BBC News Online explains the background to the BCCI banking scandal, which has led to the Bank of England being sued by creditors for £1bn ($1.8bn).
Thousands of depositors lost heavily when BCCI was wound up in 1991 amid accusations of money laundering and fraud.
Accountants Deloitte & Touche allege that the BoE was guilty of "misfeasance" because it let BCCI operate despite knowing it was badly run.
If they succeed, the BoE could face copycat lawsuits from investors who lost money in other financial scandals.
The BCCI saga still ranks as one of the biggest banking scandals of all time.
BCCI went bust owing more than £10bn ($18bn) to its creditors.
The bank had lost money hand-over-fist from its lending operations, its foreign currency dealings, and its deposit accounts.
It was also the bank of choice for money-launderers and terrorists.
Drug money from Colombia and Panama, funding for the Mujahideen in Pakistan, and Abu Nidal in the Middle East all flowed through the bank's coffers.
But legitimate depositors - including many small Asian businesses - lost thousands of pounds when the bank was closed down.
1972: BCCI opens branch in London of Luxembourg bank
1980: Bank of England licenses BCCI as deposit-taking institution
1985: PriceWaterhouse investigates BCCI losses
1987 Luxembourg asks for college of supervisors to help regulate BCCI
1988: Tampa branch of BCCI closed after money-laundering charges
1990: PriceWaterhouse says BCCI needs £1.8bn rescue
1991: BCCI closed down by international regulators
1992: Bingham report criticises Bank of England's role
1993: Liquidators issue writ against Bank of England
1997: Labour removes banking supervision to FSA
2001: House of Lords allows court case to proceed
2004: Court case begins
The losers also include 28 UK local authorities who had kept funds in BCCI.
The liquidators of BCCI, accountants Deloitte Touche, have recovered billions of pounds for creditors through a series of aggressive legal actions against the bank's auditors and accountants, as well as its backers in the Middle East, such as Sheikh Zayed, the ruler of Abu Dhabi.
But with only 75% of the losses recovered, they are hoping that they can force the British taxpayer to pay up for the mis-regulation of BCCI.
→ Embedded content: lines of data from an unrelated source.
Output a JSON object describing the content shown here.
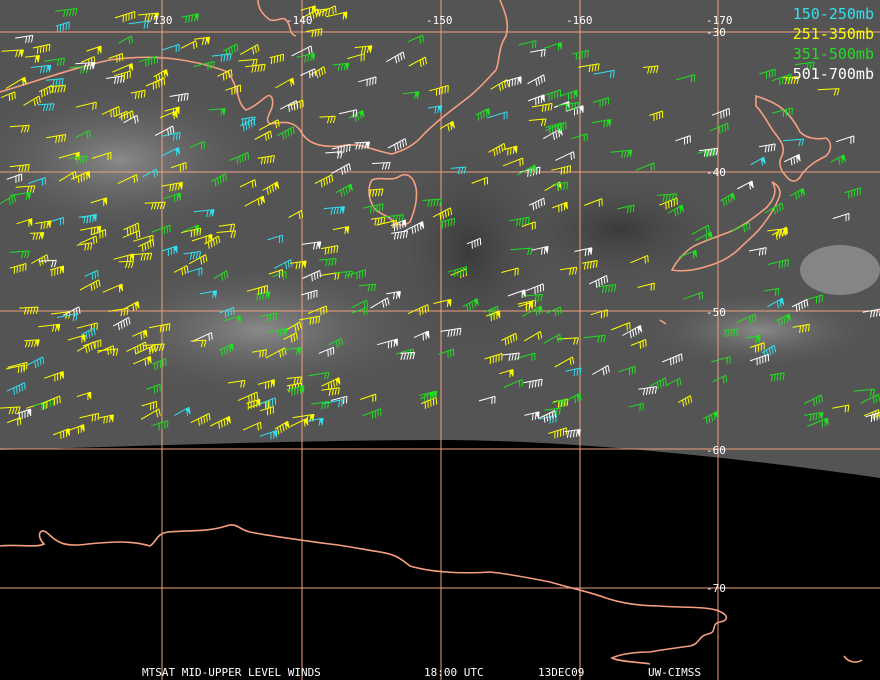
{
  "legend": [
    {
      "label": "150-250mb",
      "color": "#33e0f0"
    },
    {
      "label": "251-350mb",
      "color": "#ffff00"
    },
    {
      "label": "351-500mb",
      "color": "#22dd22"
    },
    {
      "label": "501-700mb",
      "color": "#ffffff"
    }
  ],
  "lon_labels": [
    "-130",
    "-140",
    "-150",
    "-160",
    "-170"
  ],
  "lat_labels": [
    "-30",
    "-40",
    "-50",
    "-60",
    "-70"
  ],
  "footer": {
    "title": "MTSAT MID-UPPER LEVEL WINDS",
    "time": "18:00 UTC",
    "date": "13DEC09",
    "source": "UW-CIMSS"
  },
  "colors": {
    "grid": "#f0a080",
    "coast": "#f4a080",
    "background_cloud": "#555555",
    "space": "#000000"
  }
}
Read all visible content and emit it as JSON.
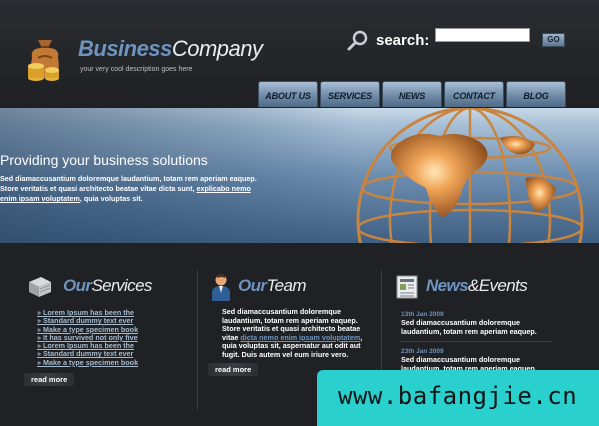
{
  "header": {
    "title_part1": "Business",
    "title_part2": "Company",
    "tagline": "your very cool description goes here",
    "search_label": "search:",
    "search_value": "",
    "go_label": "GO"
  },
  "nav": {
    "items": [
      "ABOUT US",
      "SERVICES",
      "NEWS",
      "CONTACT",
      "BLOG"
    ]
  },
  "banner": {
    "title": "Providing your business solutions",
    "text_main": "Sed diamaccusantium doloremque laudantium, totam rem aperiam eaquep. Store veritatis et quasi architecto beatae vitae dicta sunt, ",
    "text_link": "explicabo nemo enim ipsam voluptatem",
    "text_tail": ", quia voluptas sit."
  },
  "services": {
    "title_a": "Our",
    "title_b": "Services",
    "items": [
      "» Lorem Ipsum has been the",
      "» Standard dummy text ever",
      "» Make a type specimen book",
      "» It has survived not only five",
      "» Lorem Ipsum has been the",
      "» Standard dummy text ever",
      "» Make a type specimen book"
    ],
    "read_more": "read more"
  },
  "team": {
    "title_a": "Our",
    "title_b": "Team",
    "text_main": "Sed diamaccusantium doloremque laudantium, totam rem aperiam eaquep. Store veritatis et quasi architecto beatae vitae ",
    "text_link": "dicta nemo enim ipsam voluptatem",
    "text_tail": ", quia voluptas sit, aspernatur aut odit aut fugit. Duis autem vel eum iriure vero.",
    "read_more": "read more"
  },
  "news": {
    "title_a": "News",
    "title_amp": "&",
    "title_b": "Events",
    "items": [
      {
        "date": "13th Jan 2009",
        "text": "Sed diamaccusantium doloremque laudantium, totam rem aperiam eaquep."
      },
      {
        "date": "23th Jan 2009",
        "text": "Sed diamaccusantium doloremque laudantium, totam rem aperiam eaquep."
      }
    ]
  },
  "watermark": {
    "text": "www.bafangjie.cn"
  },
  "colors": {
    "accent": "#6e93bf",
    "background": "#1f2124",
    "nav": "#8aa4bf",
    "watermark": "#2ad0cd"
  },
  "icons": [
    "money-bag-icon",
    "search-icon",
    "book-icon",
    "person-icon",
    "newspaper-icon",
    "globe-icon"
  ]
}
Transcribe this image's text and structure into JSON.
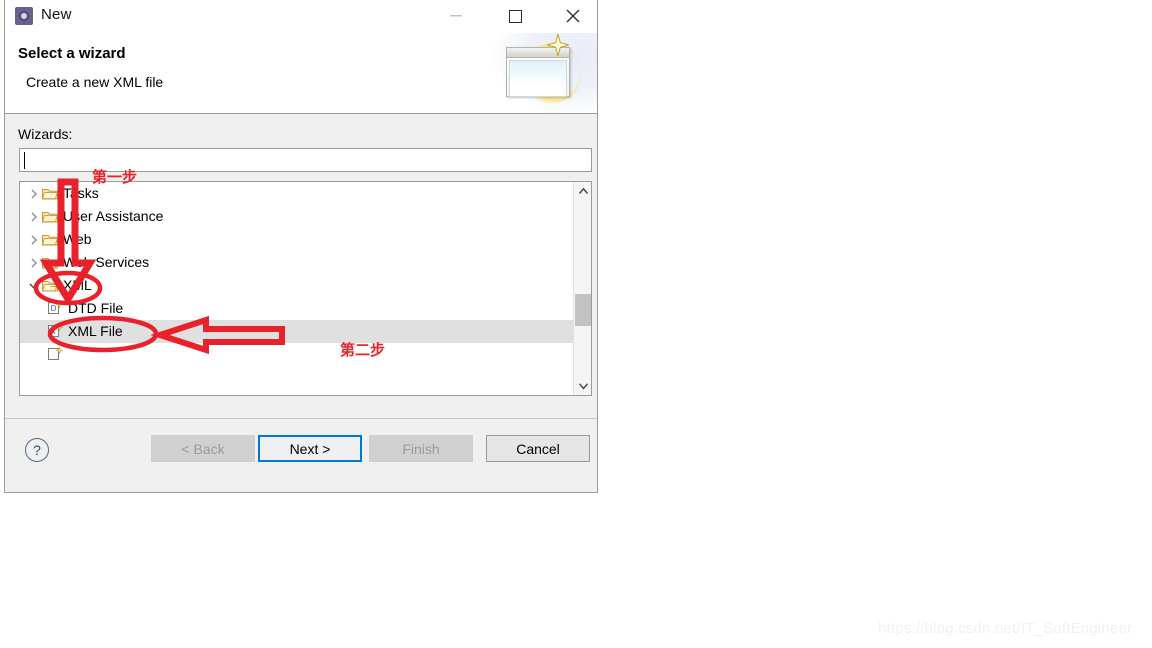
{
  "window": {
    "title": "New",
    "icon": "wizard-gear-icon",
    "controls": {
      "minimize": "—",
      "maximize": "▢",
      "close": "✕"
    }
  },
  "header": {
    "title": "Select a wizard",
    "description": "Create a new XML file",
    "banner_icon": "wizard-sparkle-window-icon"
  },
  "body": {
    "wizards_label": "Wizards:",
    "search": {
      "value": "",
      "placeholder": ""
    },
    "tree": [
      {
        "label": "Tasks",
        "type": "folder",
        "expanded": false,
        "indent": 0,
        "selected": false,
        "icon": "folder-icon"
      },
      {
        "label": "User Assistance",
        "type": "folder",
        "expanded": false,
        "indent": 0,
        "selected": false,
        "icon": "folder-icon"
      },
      {
        "label": "Web",
        "type": "folder",
        "expanded": false,
        "indent": 0,
        "selected": false,
        "icon": "folder-icon"
      },
      {
        "label": "Web Services",
        "type": "folder",
        "expanded": false,
        "indent": 0,
        "selected": false,
        "icon": "folder-icon"
      },
      {
        "label": "XML",
        "type": "folder",
        "expanded": true,
        "indent": 0,
        "selected": false,
        "icon": "folder-open-icon"
      },
      {
        "label": "DTD File",
        "type": "file",
        "indent": 1,
        "selected": false,
        "icon": "dtd-file-icon",
        "badge": "D"
      },
      {
        "label": "XML File",
        "type": "file",
        "indent": 1,
        "selected": true,
        "icon": "xml-file-icon",
        "badge": "x"
      }
    ],
    "scrollbar": {
      "up": "⌃",
      "down": "⌄"
    }
  },
  "footer": {
    "help": "?",
    "back": "< Back",
    "next": "Next >",
    "finish": "Finish",
    "cancel": "Cancel"
  },
  "annotations": {
    "step1": "第一步",
    "step2": "第二步",
    "color": "#e8222a"
  },
  "watermark": "https://blog.csdn.net/IT_SoftEngineer"
}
The failure to police BCCI's activities was condemned at the time by then opposition spokesman Gordon Brown.
The BCCI affair is thought to have played a role in Mr Brown's decision on becoming Chancellor to remove banking supervision from the remit of the Bank of England.
However, BCCI's depositors face an uphill task as the Bank of England is immune from prosecution for negligence.
Instead, lawyers for Deloitte & Touche - and the 6,500 creditors they represent - are hoping to rely on an obscure legal statute known as 'misfeasance'.
The law has in the past mainly been applied to corrupt election practices or wrongful arrest by the police.
Total liabilities in 1991: $15bn
Total recovered so far: $7.8bn
Total paid to creditors: $5.5bn
Total paid to others: $1.3bn
legal costs $305m
Claim against BoE: $1.4bn
Estimated court costs: $150m
Reserve for liquidators: $1bn
Raft of documents
The lawyers for the liquidators have managed to obtain thousands of internal memos from the Bank of England's supervision division, which they say conclusively proves their case.
They also argue that the Bingham inquiry, which looked into the BCCI collapse in 1992, was not told the full story.
The Bank vigorously denies the claim that it acted with criminal intent, not just negligence, in failing to close down BCCI.
It intends to call three former Bank of England governors, Lord Richardson, Lord Kingsdown (formerly Sir Robin Leigh-Pemberton), and Sir Edward George, to prove its case.
In addition, the former heads of its banking supervision division, including Brian Quinn, now chairman of Celtic football club, will testify.
The Bank claims that the liquidators are acting recklessly in bringing a court case they are unlikely to win, and have fought them for a decade to prevent the case coming to trial.
The legal costs alone for the case could exceed $100m (£54m), on top of the $792m in professional fees already paid out to BCCI lawyers and liquidators.
But if the government loses, it will be the Treasury and the taxpayers who will have to pay out.
And victory for Deloitte & Touche could open the floodgates to litigation by other disgruntled investors.
Waiting in the wings are the Railtrack shareholders, who were incensed when the government wound up the privatised company and replaced it with Network Rail.
And the Equitable Life policyholders would probably like to sue the Financial Services Authority, the current regulator, to recover some of their reduced pensions.
But it will be some time before a final decision in the BCCI case is reached.
The opening statement alone is expected to last eight-12 weeks, with thousands of documents to be produced and displayed in Law Court 73, last used for the Hutton Inquiry.
It will be after Easter before the Bank officials begin their testimony, and next year before the High Court judge hands down his decision - which could still be the subject of further appeals and haggling over the size of any settlement.